13 Example 4 Validation of a CrossOver Design given in Julious Julious (2004) page 953 gives an example of a sample size calculation for a crossover design. His example obtains a sample size of 87 when D = 0, M = 0, S = , Alpha = 0.025, and Beta = 0.0. When D is changed to 2, the resulting sample size is 6. Note that in Julius s example, the population standard deviation is given as 20. Assuming that the correlation between items in a pair is 0, the standard deviation of the difference is calculated to be 2 2 S = ( 0)( 20)( 20) = Actually, the value of S probably should be less because the correlation is usually greater than 0 (at least 0.2). Setup his section presents the values of each of the parameters needed to run this example. First, from the PASS Home window, load the procedure window by expanding Means, then One Mean, then clicking on NonInferiority, and then clicking on. You may then make the appropriate entries as listed below, or open Example 4 by going to the File menu and choosing Open Example emplate. Option Value Design ab Solve For... Sample Size Higher Means Are... Better Nonparametric Adjustment... Ignore Population Size... Infinite Power Alpha M (NonInferiority Margin)... 0 D (rue Difference) S (Standard Deviation) Output Click the Calculate button to perform the calculations and generate the following output. Numeric esults for NonInferiority est (H0: Diff M; H: Diff > M) Higher Means are Better est Statistic: est NonInferiority Actual Significance Standard Margin Difference Level Deviation Power N (M) (D) (Alpha) Beta (S) PASS also obtains sample sizes of 87 and
14 Example 5 Validation of a CrossOver Design given in Chow, Shao, and Wang Chow, Shao, and Wang (2004) page 67 give an example of a sample size calculation for a crossover design. heir example calculates sample sizes of 3 and 4 (3 by formula and 4 from their table) in each sequence (26 or 28 total) when D = 0., M = 0.2, S = 0.2, Alpha = 0.05, and Beta = Setup his section presents the values of each of the parameters needed to run this example.

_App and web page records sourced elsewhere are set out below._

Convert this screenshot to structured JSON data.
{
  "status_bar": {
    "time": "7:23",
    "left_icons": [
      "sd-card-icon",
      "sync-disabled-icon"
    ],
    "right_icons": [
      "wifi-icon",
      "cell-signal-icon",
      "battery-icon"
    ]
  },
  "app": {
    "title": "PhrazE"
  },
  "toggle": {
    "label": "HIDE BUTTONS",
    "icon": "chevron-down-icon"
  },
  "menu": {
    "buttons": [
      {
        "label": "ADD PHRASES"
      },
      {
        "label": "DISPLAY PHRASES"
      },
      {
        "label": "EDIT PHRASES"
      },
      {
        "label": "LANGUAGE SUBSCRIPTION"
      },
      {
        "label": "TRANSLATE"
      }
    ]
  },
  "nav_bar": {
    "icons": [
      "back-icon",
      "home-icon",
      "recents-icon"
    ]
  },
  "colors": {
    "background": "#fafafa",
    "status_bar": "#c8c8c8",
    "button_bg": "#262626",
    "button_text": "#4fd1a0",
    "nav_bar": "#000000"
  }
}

First, from the PASS Home window, load the procedure window by expanding Means, then One Mean, then clicking on NonInferiority, and then clicking on. You may then make the appropriate entries as listed below, or open Example 5 by going to the File menu and choosing Open Example emplate. Option Value Design ab Solve For... Sample Size Higher Means Are... Better Nonparametric Adjustment... Ignore Population Size... Infinite Power Alpha M (NonInferiority Margin) D (rue Difference) S (Standard Deviation) Output Click the Calculate button to perform the calculations and generate the following output. Numeric esults for NonInferiority est (H0: Diff M; H: Diff > M) Higher Means are Better est Statistic: est NonInferiority Actual Significance Standard Margin Difference Level Deviation Power N (M) (D) (Alpha) Beta (S) PASS obtains a sample size of 27, which is between the values of 26 and 28 that were obtained by Chow et al. 454